WHAT IS EXPECTED:
Counting only lines that contain the string "Settings", how many are there in the data? Say the number alone.

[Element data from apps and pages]
_____

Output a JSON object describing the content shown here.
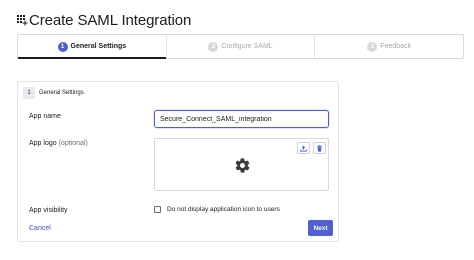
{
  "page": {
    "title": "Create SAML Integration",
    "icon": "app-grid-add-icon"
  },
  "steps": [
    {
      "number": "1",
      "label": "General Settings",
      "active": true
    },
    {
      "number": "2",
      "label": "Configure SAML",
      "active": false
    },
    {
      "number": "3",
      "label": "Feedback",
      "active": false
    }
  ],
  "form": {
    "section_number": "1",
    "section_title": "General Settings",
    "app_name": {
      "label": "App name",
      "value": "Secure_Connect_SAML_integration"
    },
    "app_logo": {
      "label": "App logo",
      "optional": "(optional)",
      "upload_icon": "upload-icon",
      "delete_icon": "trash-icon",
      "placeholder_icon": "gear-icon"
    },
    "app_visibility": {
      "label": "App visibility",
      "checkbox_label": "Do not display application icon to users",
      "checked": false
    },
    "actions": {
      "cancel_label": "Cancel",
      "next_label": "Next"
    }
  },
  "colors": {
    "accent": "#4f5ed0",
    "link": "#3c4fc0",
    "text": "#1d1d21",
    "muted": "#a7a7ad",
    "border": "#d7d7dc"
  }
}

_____

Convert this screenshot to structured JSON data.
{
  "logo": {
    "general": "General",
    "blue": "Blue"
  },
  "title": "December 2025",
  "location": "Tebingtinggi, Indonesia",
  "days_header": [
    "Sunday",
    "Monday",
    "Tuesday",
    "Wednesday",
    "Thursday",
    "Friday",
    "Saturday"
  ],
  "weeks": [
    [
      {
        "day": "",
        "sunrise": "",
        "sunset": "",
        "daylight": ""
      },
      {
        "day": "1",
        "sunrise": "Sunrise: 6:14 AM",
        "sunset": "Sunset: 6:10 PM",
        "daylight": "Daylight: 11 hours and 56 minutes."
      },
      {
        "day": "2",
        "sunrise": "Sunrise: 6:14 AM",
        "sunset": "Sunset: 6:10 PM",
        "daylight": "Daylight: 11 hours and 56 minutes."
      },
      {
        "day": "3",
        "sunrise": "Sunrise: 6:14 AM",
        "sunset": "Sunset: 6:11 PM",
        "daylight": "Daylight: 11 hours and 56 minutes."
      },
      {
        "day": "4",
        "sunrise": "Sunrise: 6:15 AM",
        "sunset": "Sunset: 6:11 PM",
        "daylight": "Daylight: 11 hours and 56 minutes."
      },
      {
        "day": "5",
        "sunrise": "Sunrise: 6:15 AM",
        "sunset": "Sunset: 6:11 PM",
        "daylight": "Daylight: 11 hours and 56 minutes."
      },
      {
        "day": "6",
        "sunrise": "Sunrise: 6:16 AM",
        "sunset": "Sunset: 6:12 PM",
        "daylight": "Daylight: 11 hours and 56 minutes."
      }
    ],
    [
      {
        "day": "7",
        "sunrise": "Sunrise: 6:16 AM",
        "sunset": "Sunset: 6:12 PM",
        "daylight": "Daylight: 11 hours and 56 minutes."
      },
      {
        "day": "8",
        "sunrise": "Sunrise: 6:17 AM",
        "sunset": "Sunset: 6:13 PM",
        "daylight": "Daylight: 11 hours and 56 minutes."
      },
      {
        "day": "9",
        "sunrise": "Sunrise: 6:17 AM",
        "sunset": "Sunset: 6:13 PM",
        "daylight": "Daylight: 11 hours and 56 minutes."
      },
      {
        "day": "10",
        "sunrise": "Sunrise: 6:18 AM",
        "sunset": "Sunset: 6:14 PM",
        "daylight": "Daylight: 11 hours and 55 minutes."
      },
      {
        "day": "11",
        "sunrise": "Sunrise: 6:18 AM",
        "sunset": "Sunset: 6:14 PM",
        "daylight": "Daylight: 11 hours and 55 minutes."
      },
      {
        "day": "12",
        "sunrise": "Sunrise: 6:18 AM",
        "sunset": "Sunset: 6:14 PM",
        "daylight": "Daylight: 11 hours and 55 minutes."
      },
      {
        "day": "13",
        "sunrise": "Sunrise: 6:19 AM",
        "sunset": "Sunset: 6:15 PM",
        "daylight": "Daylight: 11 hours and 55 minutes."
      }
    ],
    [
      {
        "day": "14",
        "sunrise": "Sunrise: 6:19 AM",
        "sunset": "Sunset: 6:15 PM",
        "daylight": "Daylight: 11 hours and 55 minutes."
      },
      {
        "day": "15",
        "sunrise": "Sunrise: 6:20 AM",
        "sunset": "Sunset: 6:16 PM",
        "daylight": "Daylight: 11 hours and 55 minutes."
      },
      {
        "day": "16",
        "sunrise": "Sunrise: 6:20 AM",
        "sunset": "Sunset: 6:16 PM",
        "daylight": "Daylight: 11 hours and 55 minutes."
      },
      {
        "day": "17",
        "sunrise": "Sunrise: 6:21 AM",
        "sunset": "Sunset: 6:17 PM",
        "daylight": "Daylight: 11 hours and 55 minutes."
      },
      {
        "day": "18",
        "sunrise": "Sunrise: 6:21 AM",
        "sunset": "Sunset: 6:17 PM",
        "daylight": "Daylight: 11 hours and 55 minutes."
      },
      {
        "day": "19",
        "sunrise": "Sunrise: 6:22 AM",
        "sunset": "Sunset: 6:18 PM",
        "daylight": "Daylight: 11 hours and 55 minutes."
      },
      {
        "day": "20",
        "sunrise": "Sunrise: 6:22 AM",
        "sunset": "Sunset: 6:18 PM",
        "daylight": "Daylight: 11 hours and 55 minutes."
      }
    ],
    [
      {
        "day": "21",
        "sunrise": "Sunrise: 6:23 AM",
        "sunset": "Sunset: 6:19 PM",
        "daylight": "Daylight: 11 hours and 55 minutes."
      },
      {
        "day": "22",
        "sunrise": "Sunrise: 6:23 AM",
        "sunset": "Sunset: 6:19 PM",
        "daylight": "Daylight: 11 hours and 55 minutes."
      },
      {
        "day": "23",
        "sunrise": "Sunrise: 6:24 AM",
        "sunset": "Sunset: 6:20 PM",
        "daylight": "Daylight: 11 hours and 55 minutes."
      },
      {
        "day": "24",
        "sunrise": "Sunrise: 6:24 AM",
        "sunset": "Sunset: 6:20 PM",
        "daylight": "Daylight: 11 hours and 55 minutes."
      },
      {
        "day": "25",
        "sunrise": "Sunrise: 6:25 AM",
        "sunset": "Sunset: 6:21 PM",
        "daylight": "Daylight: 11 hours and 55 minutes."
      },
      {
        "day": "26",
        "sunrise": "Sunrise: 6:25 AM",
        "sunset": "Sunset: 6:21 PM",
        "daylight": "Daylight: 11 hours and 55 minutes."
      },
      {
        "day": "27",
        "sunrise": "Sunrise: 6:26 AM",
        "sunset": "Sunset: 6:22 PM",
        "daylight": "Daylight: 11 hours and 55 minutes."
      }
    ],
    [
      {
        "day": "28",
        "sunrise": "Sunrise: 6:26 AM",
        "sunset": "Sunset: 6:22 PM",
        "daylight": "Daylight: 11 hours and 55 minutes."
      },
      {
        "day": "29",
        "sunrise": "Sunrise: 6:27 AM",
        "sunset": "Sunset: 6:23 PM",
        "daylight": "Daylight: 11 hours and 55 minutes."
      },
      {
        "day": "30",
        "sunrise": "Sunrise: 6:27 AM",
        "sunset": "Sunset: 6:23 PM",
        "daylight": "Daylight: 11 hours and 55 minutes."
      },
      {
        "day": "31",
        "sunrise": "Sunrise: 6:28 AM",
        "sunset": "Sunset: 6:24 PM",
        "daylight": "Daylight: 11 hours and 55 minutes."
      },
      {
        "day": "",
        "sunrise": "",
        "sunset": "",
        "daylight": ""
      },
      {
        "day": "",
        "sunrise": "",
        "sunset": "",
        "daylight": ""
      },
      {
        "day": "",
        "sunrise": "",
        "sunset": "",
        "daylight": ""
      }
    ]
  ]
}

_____

OUTPUT BELOW:
2